● Work to complete
Please report the number of lines in the entries below that contain "attention", with nothing added.

------ Data extract

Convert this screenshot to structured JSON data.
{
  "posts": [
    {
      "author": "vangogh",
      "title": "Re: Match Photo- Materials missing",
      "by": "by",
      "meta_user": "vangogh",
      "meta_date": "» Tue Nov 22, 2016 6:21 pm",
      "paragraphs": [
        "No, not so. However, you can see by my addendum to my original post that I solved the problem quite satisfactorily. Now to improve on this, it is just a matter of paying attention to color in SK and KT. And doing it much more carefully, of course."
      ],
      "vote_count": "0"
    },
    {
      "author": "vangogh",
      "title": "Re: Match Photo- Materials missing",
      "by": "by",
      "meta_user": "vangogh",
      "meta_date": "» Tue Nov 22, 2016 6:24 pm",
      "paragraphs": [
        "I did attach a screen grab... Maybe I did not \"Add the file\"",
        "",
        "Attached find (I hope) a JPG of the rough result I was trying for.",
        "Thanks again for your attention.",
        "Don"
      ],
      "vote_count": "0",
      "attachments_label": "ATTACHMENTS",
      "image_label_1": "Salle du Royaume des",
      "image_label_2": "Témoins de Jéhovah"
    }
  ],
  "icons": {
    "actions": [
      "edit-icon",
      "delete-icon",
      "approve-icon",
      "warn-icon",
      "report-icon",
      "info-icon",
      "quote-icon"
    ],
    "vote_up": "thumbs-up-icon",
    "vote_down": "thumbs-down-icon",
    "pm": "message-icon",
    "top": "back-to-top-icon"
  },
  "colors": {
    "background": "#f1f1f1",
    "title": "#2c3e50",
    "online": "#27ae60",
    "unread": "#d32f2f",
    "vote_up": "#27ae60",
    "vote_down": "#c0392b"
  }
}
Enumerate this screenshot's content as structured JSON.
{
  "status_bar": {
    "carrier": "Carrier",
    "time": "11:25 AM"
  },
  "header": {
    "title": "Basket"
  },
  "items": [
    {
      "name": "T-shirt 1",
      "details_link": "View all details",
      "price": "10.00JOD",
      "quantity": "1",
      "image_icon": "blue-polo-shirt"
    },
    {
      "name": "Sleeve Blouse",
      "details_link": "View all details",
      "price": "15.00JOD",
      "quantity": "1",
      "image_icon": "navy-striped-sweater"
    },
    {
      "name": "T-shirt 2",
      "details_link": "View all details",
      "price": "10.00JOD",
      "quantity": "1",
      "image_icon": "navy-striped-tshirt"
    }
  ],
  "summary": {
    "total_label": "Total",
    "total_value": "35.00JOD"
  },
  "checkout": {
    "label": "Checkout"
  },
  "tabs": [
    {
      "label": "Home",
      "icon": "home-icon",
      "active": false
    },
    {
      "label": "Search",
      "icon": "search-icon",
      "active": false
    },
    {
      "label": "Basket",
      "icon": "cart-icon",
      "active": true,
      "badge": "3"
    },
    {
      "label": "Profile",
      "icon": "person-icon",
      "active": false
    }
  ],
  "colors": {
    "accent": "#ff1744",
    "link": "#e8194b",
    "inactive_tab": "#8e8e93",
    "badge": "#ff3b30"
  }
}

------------

● Result of the exercise
2